* **TRY IT**: Please copy out all lines of the entries that contain the word "молочного".

Web page and app entries

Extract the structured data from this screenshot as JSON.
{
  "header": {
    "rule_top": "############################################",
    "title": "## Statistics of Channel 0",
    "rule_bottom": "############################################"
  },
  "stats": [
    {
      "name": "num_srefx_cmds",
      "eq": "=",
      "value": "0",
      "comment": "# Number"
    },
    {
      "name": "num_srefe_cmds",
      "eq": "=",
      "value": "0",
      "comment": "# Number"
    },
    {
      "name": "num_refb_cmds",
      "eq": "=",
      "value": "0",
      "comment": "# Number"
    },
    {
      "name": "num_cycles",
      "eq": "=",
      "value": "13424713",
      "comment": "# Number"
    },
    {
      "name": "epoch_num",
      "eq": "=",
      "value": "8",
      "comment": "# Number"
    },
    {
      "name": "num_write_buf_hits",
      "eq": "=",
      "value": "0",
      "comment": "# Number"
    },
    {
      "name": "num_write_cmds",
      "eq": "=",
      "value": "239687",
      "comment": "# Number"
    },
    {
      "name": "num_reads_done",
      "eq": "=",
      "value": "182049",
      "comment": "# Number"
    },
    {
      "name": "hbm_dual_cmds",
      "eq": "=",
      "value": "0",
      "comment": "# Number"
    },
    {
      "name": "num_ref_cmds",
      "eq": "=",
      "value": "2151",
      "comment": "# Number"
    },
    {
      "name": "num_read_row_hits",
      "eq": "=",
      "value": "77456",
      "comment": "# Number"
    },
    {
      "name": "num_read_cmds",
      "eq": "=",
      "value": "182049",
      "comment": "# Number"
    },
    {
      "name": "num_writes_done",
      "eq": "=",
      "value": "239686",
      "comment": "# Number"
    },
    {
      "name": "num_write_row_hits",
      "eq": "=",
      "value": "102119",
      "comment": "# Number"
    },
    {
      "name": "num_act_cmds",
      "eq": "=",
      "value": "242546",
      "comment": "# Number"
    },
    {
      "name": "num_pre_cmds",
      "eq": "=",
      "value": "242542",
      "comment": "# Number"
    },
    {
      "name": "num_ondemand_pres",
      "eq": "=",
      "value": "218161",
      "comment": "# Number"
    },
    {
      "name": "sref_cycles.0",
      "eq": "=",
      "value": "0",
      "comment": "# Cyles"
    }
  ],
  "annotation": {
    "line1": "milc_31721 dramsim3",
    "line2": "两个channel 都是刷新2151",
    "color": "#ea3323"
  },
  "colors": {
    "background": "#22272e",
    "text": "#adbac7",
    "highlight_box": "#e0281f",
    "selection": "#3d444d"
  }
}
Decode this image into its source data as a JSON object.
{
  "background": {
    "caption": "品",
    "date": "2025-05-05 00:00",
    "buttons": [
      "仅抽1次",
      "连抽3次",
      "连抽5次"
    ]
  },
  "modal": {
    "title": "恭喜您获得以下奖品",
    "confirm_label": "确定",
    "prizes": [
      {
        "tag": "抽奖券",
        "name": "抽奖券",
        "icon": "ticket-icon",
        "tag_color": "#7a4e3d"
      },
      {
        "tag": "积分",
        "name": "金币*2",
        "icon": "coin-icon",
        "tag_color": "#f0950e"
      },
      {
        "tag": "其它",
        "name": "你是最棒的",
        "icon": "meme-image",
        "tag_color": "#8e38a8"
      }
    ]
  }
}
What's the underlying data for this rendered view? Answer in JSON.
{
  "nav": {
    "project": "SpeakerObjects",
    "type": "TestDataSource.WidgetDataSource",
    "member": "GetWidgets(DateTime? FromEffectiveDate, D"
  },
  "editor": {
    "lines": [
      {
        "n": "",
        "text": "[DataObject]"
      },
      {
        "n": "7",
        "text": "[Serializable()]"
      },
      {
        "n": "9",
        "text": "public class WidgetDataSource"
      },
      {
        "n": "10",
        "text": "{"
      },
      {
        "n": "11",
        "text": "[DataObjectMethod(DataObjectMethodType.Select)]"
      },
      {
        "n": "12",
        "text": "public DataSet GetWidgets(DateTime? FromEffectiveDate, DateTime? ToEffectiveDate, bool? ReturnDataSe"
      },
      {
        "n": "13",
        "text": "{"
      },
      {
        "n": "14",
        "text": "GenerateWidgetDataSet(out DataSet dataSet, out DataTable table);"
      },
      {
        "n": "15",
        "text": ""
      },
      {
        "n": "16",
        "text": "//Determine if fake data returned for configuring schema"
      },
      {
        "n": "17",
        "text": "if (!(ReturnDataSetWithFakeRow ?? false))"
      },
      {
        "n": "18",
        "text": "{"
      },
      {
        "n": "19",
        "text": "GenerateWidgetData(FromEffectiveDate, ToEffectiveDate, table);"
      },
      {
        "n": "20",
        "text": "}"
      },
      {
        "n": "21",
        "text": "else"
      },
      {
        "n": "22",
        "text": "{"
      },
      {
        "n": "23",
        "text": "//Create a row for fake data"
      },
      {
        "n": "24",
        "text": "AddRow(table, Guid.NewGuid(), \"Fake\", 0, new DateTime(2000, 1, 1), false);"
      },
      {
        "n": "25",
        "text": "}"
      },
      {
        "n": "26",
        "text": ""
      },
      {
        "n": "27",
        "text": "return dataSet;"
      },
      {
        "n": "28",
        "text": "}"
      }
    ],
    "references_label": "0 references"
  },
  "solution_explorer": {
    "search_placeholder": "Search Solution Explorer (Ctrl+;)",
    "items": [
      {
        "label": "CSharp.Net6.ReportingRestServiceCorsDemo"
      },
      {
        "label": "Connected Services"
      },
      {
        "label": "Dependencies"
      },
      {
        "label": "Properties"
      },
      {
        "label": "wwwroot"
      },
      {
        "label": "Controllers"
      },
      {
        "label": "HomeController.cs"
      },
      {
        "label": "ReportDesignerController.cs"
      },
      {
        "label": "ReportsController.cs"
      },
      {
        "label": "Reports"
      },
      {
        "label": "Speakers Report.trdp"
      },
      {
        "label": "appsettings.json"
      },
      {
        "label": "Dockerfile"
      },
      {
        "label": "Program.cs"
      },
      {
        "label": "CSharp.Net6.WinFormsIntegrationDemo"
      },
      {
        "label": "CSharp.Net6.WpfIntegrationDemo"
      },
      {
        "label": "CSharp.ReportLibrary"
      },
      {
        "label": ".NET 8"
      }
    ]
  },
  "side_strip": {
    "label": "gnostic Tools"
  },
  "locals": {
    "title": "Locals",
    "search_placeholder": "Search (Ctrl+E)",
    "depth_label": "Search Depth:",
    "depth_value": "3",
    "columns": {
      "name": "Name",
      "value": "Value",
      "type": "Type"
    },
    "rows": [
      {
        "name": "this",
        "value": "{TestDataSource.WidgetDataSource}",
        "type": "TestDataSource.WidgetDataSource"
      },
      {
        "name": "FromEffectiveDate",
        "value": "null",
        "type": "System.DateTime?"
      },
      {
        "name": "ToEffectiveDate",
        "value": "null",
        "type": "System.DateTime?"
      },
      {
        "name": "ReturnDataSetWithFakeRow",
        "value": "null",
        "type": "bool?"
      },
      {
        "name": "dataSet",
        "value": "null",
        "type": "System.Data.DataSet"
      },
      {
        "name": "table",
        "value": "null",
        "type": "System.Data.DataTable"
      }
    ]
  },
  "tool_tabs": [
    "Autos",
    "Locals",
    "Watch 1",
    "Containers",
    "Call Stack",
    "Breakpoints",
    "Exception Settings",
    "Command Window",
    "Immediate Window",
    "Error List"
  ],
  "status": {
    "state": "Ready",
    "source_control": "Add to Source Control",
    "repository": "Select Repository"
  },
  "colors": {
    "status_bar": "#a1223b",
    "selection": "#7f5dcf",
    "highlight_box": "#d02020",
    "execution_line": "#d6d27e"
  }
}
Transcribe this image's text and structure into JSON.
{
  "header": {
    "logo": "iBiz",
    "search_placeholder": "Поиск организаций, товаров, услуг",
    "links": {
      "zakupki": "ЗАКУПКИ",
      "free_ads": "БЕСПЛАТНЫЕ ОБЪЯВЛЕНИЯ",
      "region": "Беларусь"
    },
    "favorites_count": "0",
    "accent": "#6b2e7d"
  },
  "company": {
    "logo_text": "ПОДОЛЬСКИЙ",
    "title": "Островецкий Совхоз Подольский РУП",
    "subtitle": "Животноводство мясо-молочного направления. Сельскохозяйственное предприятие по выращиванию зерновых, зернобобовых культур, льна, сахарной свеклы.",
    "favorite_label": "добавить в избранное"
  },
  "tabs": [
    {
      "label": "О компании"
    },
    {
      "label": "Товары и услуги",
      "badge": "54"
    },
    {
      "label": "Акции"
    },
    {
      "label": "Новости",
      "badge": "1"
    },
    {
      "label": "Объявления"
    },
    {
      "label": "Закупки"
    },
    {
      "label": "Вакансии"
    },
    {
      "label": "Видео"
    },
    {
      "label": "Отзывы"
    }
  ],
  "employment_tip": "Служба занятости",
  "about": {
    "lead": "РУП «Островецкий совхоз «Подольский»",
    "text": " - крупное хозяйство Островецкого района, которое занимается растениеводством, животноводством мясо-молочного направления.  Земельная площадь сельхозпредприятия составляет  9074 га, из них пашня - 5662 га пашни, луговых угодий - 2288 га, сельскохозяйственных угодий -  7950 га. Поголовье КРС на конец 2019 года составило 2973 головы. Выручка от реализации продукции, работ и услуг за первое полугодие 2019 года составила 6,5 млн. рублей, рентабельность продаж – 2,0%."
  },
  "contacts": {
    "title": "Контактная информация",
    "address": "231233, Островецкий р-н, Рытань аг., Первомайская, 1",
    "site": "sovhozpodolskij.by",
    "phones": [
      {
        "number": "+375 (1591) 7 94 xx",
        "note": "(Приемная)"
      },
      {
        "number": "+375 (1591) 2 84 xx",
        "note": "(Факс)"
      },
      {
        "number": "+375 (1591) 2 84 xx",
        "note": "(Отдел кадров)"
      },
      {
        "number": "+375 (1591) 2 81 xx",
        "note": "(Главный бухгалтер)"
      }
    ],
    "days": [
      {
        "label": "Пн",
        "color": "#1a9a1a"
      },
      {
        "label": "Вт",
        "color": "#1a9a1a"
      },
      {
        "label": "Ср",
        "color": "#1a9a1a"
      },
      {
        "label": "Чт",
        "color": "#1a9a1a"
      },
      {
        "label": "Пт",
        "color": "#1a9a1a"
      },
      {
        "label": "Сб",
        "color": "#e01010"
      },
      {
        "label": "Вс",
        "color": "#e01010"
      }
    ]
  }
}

* **FINISHED EXERCISE**:
    "subtitle": "Животноводство мясо-молочного направления. Сельскохозяйственное предприятие по выращиванию зерновых, зернобобовых культур, льна, сахарной свеклы.",
    "text": " - крупное хозяйство Островецкого района, которое занимается растениеводством, животноводством мясо-молочного направления.  Земельная площадь сельхозпредприятия составляет  9074 га, из них пашня - 5662 га пашни, луговых угодий - 2288 га, сельскохозяйственных угодий -  7950 га. Поголовье КРС на конец 2019 года составило 2973 головы. Выручка от реализации продукции, работ и услуг за первое полугодие 2019 года составила 6,5 млн. рублей, рентабельность продаж – 2,0%."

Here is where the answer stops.